Nurses are not immune to food poverty, with some currently seeking assistance from food banks, the annual conference of the Irish Nurses and Midwives Organization (INMO) has heard.
Mick Schnackenberg, a general nurse in the Midlands Regional Hospital, Tullamore who proposed an emergency motion on the cost of living, said that while there had been a lot of discussion at the three day conference in Sligo about pressure in the workplace, members were not just feeling pressure at work.
Mr Schnackenberg said he personally knew of six nurses who were depending on food banks. “This is shocking in 2022. I am very angry about it,” he told attendees, including Minister for Health Stephen Donnelly.
A Galway-based nurse told delegates that staff have no disposable income for emergencies or unexpected expenses.
Sean Shaughnessy, who is a member of the INMO executive council, said some nurses and midwives were paid bimonthly and were struggling five days out from pay day. “And that is the reality.”
He said he knew of one nurse, a widow with two children who had recently been “dumped” by her landlord and was weeks away from “having no house or no bed for herself and her two children”. This woman was currently navigating the system to try and get housing.
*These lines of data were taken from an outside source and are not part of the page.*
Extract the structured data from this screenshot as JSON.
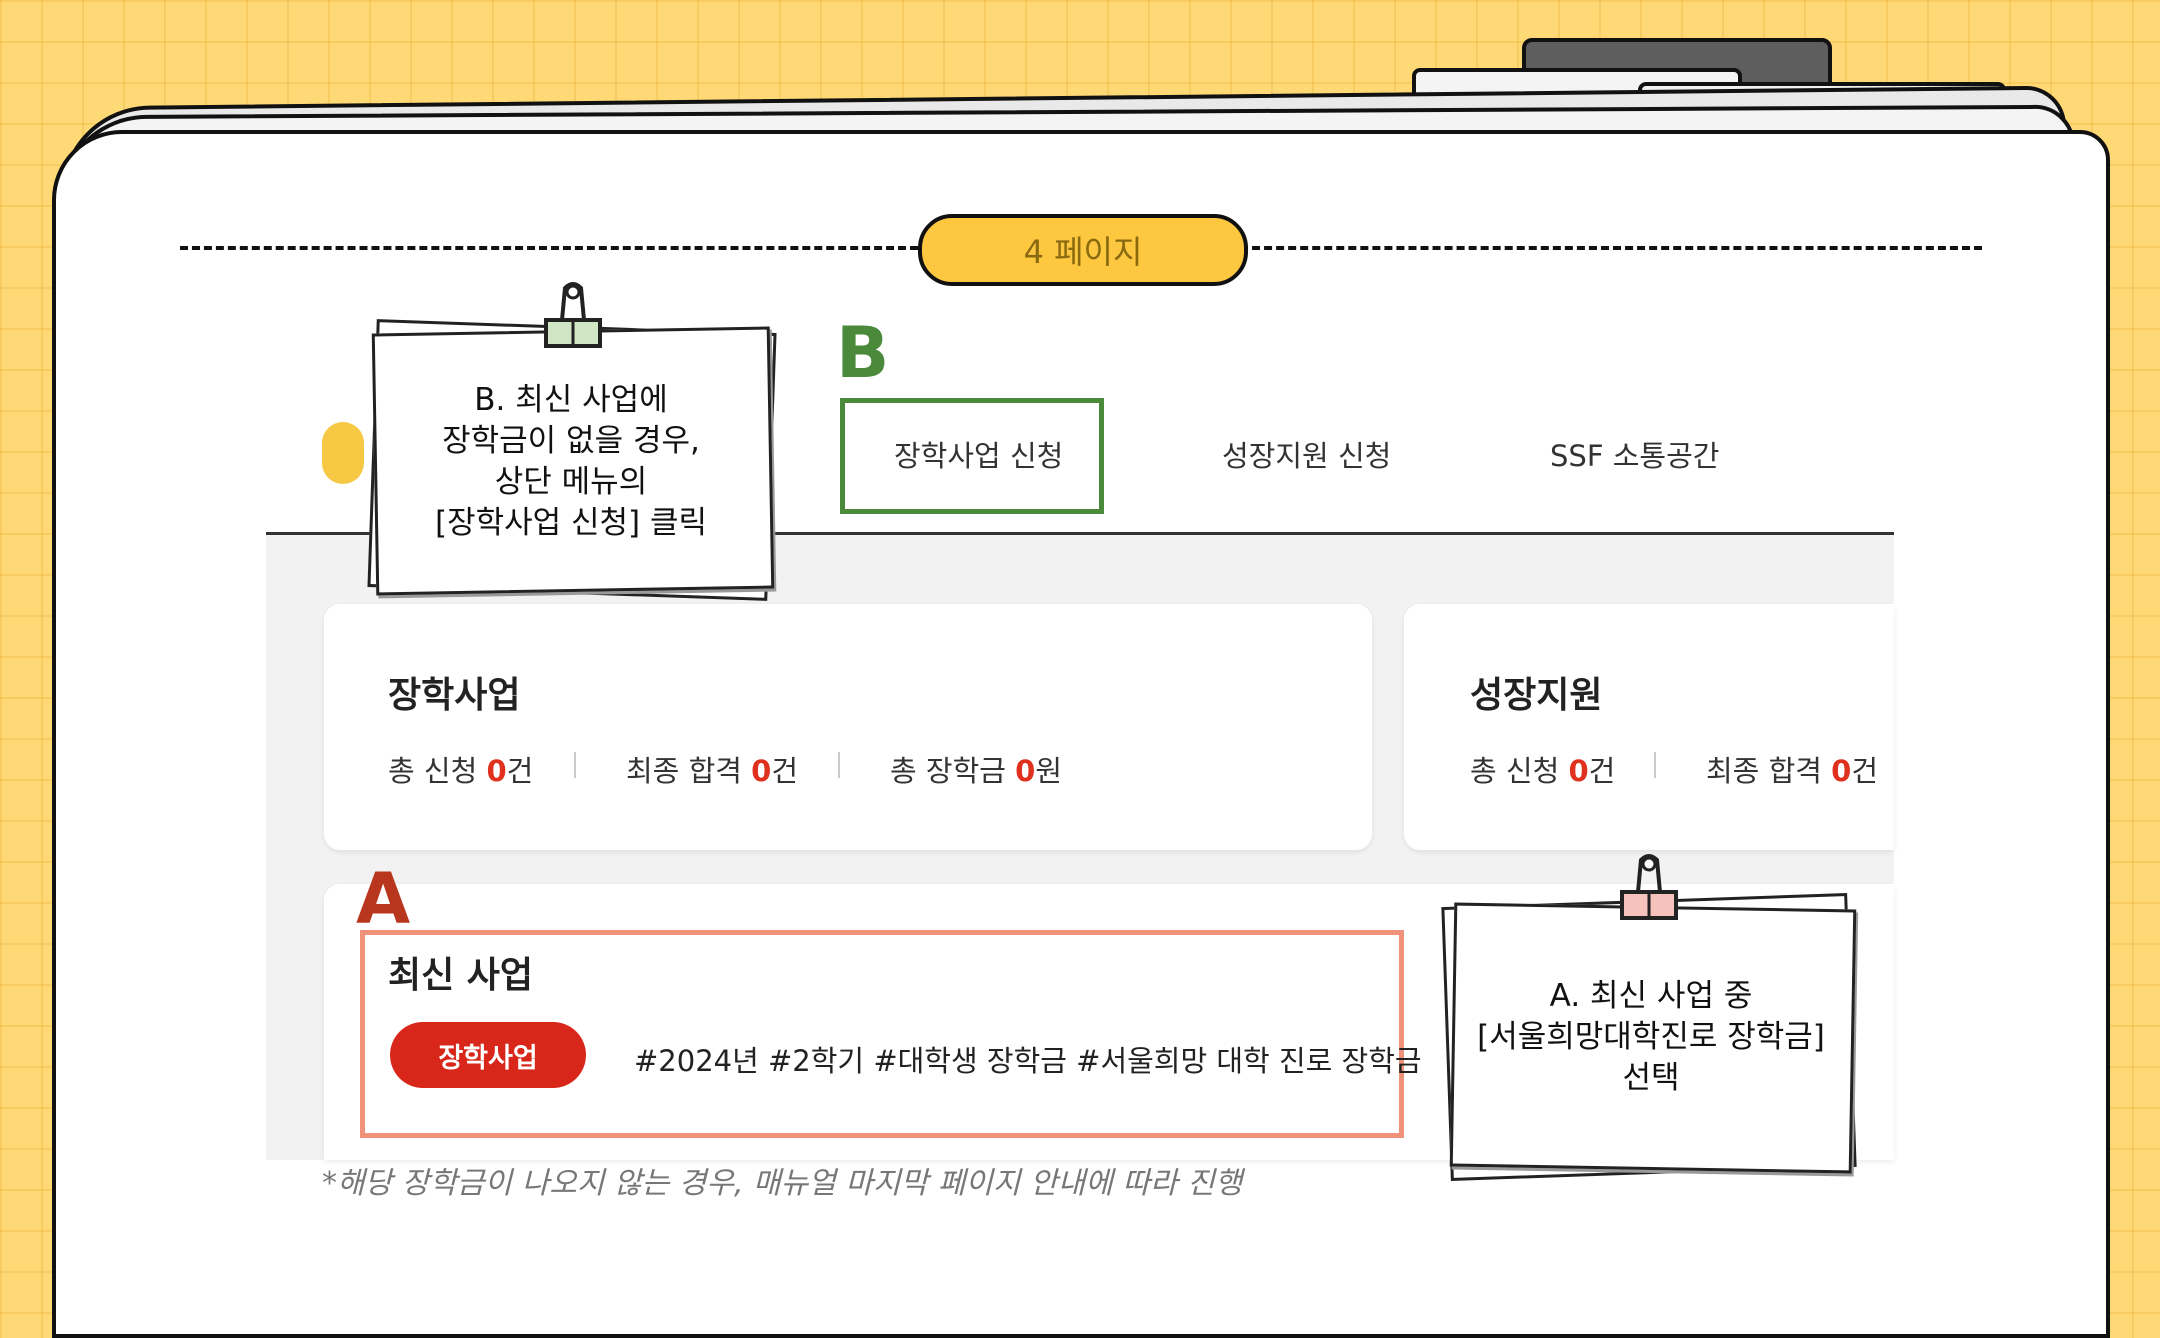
{
  "page_indicator": "4 페이지",
  "nav": {
    "items": [
      "장학사업 신청",
      "성장지원 신청",
      "SSF 소통공간"
    ]
  },
  "markers": {
    "a": "A",
    "b": "B"
  },
  "cards": {
    "scholarship": {
      "title": "장학사업",
      "stats": [
        {
          "label": "총 신청 ",
          "num": "0",
          "unit": "건"
        },
        {
          "label": "최종 합격 ",
          "num": "0",
          "unit": "건"
        },
        {
          "label": "총 장학금 ",
          "num": "0",
          "unit": "원"
        }
      ]
    },
    "growth": {
      "title": "성장지원",
      "stats": [
        {
          "label": "총 신청 ",
          "num": "0",
          "unit": "건"
        },
        {
          "label": "최종 합격 ",
          "num": "0",
          "unit": "건"
        }
      ]
    }
  },
  "latest": {
    "title": "최신 사업",
    "category": "장학사업",
    "tags": "#2024년 #2학기 #대학생 장학금 #서울희망 대학 진로 장학금"
  },
  "sticky_b": {
    "lines": [
      "B. 최신 사업에",
      "장학금이 없을 경우,",
      "상단 메뉴의",
      "[장학사업 신청] 클릭"
    ]
  },
  "sticky_a": {
    "lines": [
      "A. 최신 사업 중",
      "[서울희망대학진로 장학금]",
      "선택"
    ]
  },
  "footnote": "*해당 장학금이 나오지 않는 경우, 매뉴얼 마지막 페이지 안내에 따라 진행",
  "colors": {
    "background": "#ffd976",
    "accent_yellow": "#fdc740",
    "marker_b": "#4a8a3a",
    "marker_a": "#b8361e",
    "number_red": "#e0301e",
    "category_red": "#d8271a"
  }
}
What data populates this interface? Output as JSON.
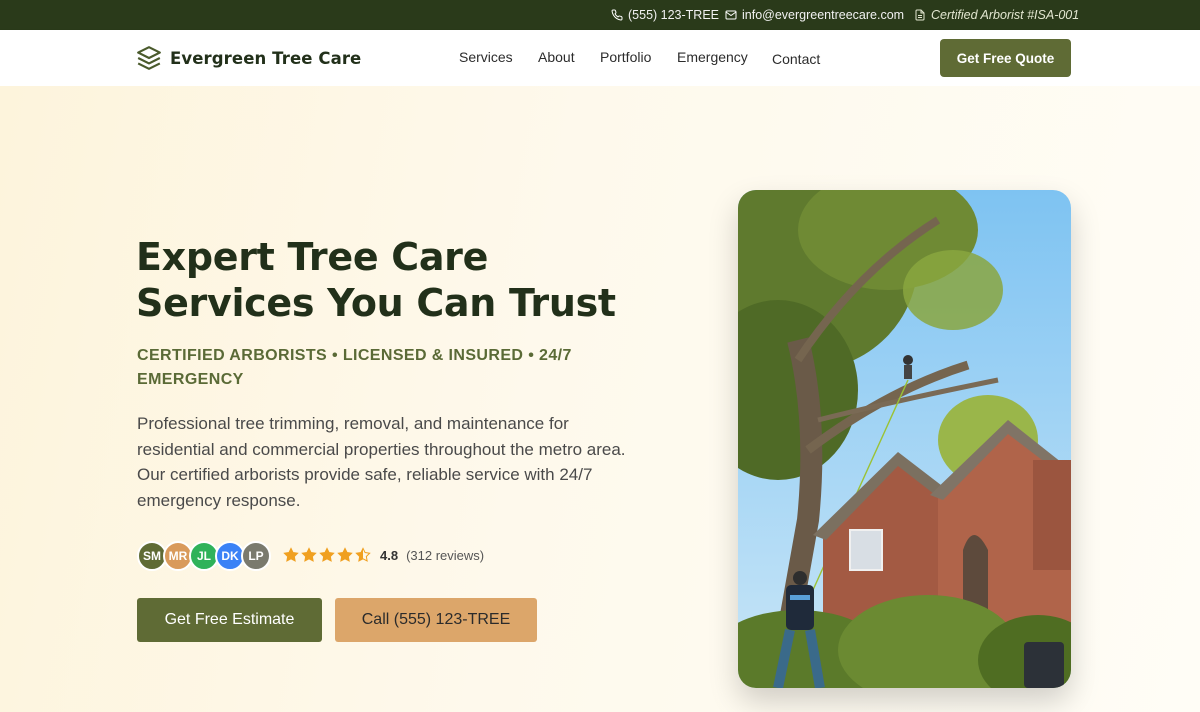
{
  "topbar": {
    "phone": "(555) 123-TREE",
    "email": "info@evergreentreecare.com",
    "certification": "Certified Arborist #ISA-001"
  },
  "nav": {
    "brand": "Evergreen Tree Care",
    "links": [
      "Services",
      "About",
      "Portfolio",
      "Emergency",
      "Contact"
    ],
    "cta": "Get Free Quote"
  },
  "hero": {
    "title_line1": "Expert Tree Care",
    "title_line2": "Services You Can Trust",
    "subtitle": "CERTIFIED ARBORISTS • LICENSED & INSURED • 24/7 EMERGENCY",
    "description": "Professional tree trimming, removal, and maintenance for residential and commercial properties throughout the metro area. Our certified arborists provide safe, reliable service with 24/7 emergency response.",
    "avatars": [
      {
        "initials": "SM",
        "color": "#5f6b35"
      },
      {
        "initials": "MR",
        "color": "#d99a5b"
      },
      {
        "initials": "JL",
        "color": "#2fb25a"
      },
      {
        "initials": "DK",
        "color": "#3b82f6"
      },
      {
        "initials": "LP",
        "color": "#7a7a6e"
      }
    ],
    "rating": {
      "score": "4.8",
      "stars": 4.5,
      "reviews": "(312 reviews)"
    },
    "primary_cta": "Get Free Estimate",
    "secondary_cta": "Call (555) 123-TREE"
  },
  "colors": {
    "dark_green": "#2a3a1a",
    "olive": "#5f6b35",
    "tan": "#dca66a",
    "star": "#f0a020"
  }
}
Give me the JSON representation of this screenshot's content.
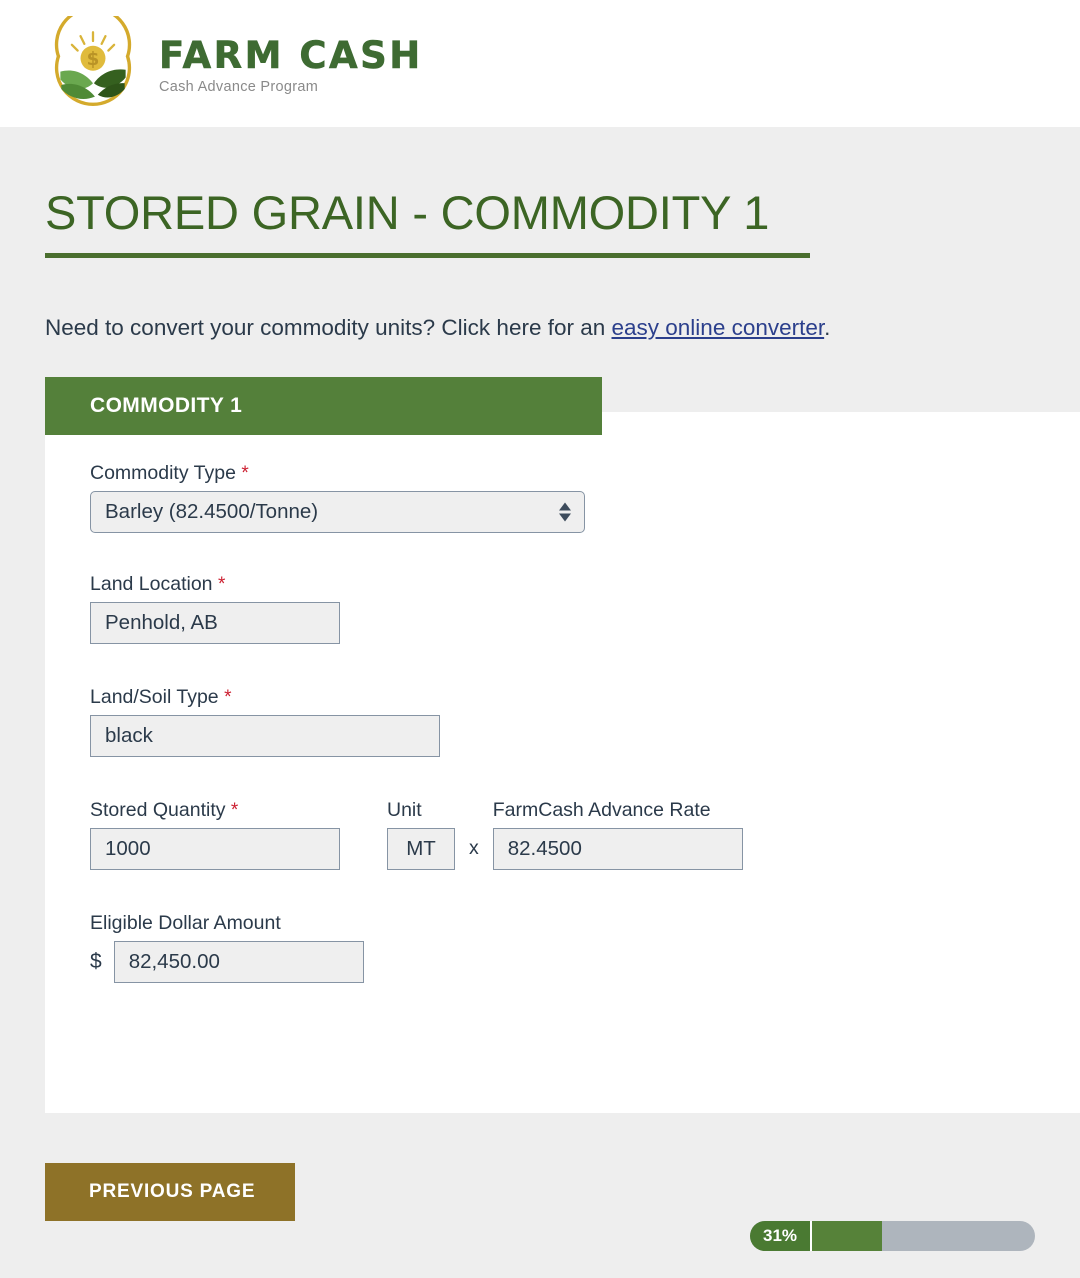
{
  "brand": {
    "logo_icon": "farm-sun-field-logo",
    "wordmark": "FARM CASH",
    "tagline": "Cash Advance Program"
  },
  "page": {
    "title": "STORED GRAIN - COMMODITY 1",
    "converter_prefix": "Need to convert your commodity units? Click here for an ",
    "converter_link": "easy online converter",
    "converter_suffix": "."
  },
  "section": {
    "header_label": "COMMODITY 1"
  },
  "fields": {
    "commodity_type": {
      "label": "Commodity Type",
      "required_marker": "*",
      "value": "Barley (82.4500/Tonne)",
      "options": [
        "Barley (82.4500/Tonne)"
      ]
    },
    "land_location": {
      "label": "Land Location",
      "required_marker": "*",
      "value": "Penhold, AB"
    },
    "land_soil_type": {
      "label": "Land/Soil Type",
      "required_marker": "*",
      "value": "black"
    },
    "stored_quantity": {
      "label": "Stored Quantity",
      "required_marker": "*",
      "value": "1000"
    },
    "unit": {
      "label": "Unit",
      "value": "MT"
    },
    "multiply_symbol": "x",
    "advance_rate": {
      "label": "FarmCash Advance Rate",
      "value": "82.4500"
    },
    "eligible_dollar_amount": {
      "label": "Eligible Dollar Amount",
      "currency_symbol": "$",
      "value": "82,450.00"
    }
  },
  "footer": {
    "previous_page_label": "PREVIOUS PAGE",
    "progress_percent_label": "31%",
    "progress_percent_value": 31
  },
  "colors": {
    "page_background": "#eeeeee",
    "brand_green": "#3e6b32",
    "title_green": "#3c6524",
    "section_header_green": "#54803a",
    "progress_green": "#568239",
    "progress_track_gray": "#aeb5bd",
    "button_gold": "#8e7228",
    "link_blue": "#2b3f8c",
    "required_red": "#cc2031",
    "field_fill": "#efefef",
    "field_border": "#8694a4"
  }
}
She cannot afford the “extraordinary rents” nor was she able to get herself on a housing list, he said.
“So Minister, take that message back and understand that our health care workers are struggling to live, never mind work,” he added.
Mr Schnackenberg said the cost of just getting to work – especially for those working in the community – was spiraling.
Nurses and midwives were suffering the effects of inflation and facing real economic difficulties providing for themselves and their families in the current economic climate, he said. “House prices are out of control; it is not good enough that it costs close to €1,200 per month to rent a home in Tullamore, and that’s if you are lucky enough to be able to find a place to rent.”
He said had just checked and currently there were only five properties available in Tullamore to rent at the moment. “Our members, as frontline workers, spend most of their income in providing day-to-day essentials for themselves and their families must not be left to the ravages of inflation” he added.
Nurses and midwives were being hammered by steep rises in fuel costs, while electricity costs had gone through the roof, the INMO official said.
“I have colleagues who are actually forced to take days off work, to phone in sick, as they do not have money to drive to work and pay car parking fees in some hospitals. It is ludicrous.”
Asked to comment on revelations that nurses are being forced to rely on food banks, the Minister said: “We need to act. Our healthcare staff need to be able to live, they need to be able to do their job. We are facing an unprecedented pressure on inflation because of the war In Ukraine.”
The Minister said unions had wanted the pay talks due to start at the end of this year to be brought forward, and they had now been invited in next week. “So this is the Government trying to listen very carefully and respond to the very real pressures.”
Delegates unanimously backed an emergency motion calling for engagement with the ICTU Public Service Committee without delay to focus on “the real erosion of salary and purchasing power facing Irish nurses and midwives versus the 1 per cent pay adjustment that is due next October”.
They demanded a nationwide rent freeze, in order to make housing more affordable for nurses and midwives and allow them to live near their places of work. And they called for a meaningful and well-resourced Bring Them Home campaign to tackle recruitment and retention issues.
Mr Donnelly has said he understands that the HSE is now processing the €1,000 Pandemic Recognition Payment for frontline healthcare workers through its payroll system. Nurses and midwives working in the acute hospital sector are expecting the payment by the end of this month.
But INMO president Karen McGowan told the Minister that it had turned into such a protracted process it had taken the good out of the announcement. She also urged Mr Donnelly to consider extending the scheme.
“Minister, you cannot forget those who worked in GP practices or our private hospitals. Government must come up with some mechanism for those workers to be paid,” she said.
Describing the payments as “a good news story” Mr Donnelly said it paled compared to the huge amount of work the frontline workers had done in very difficult circumstances through the pandemic.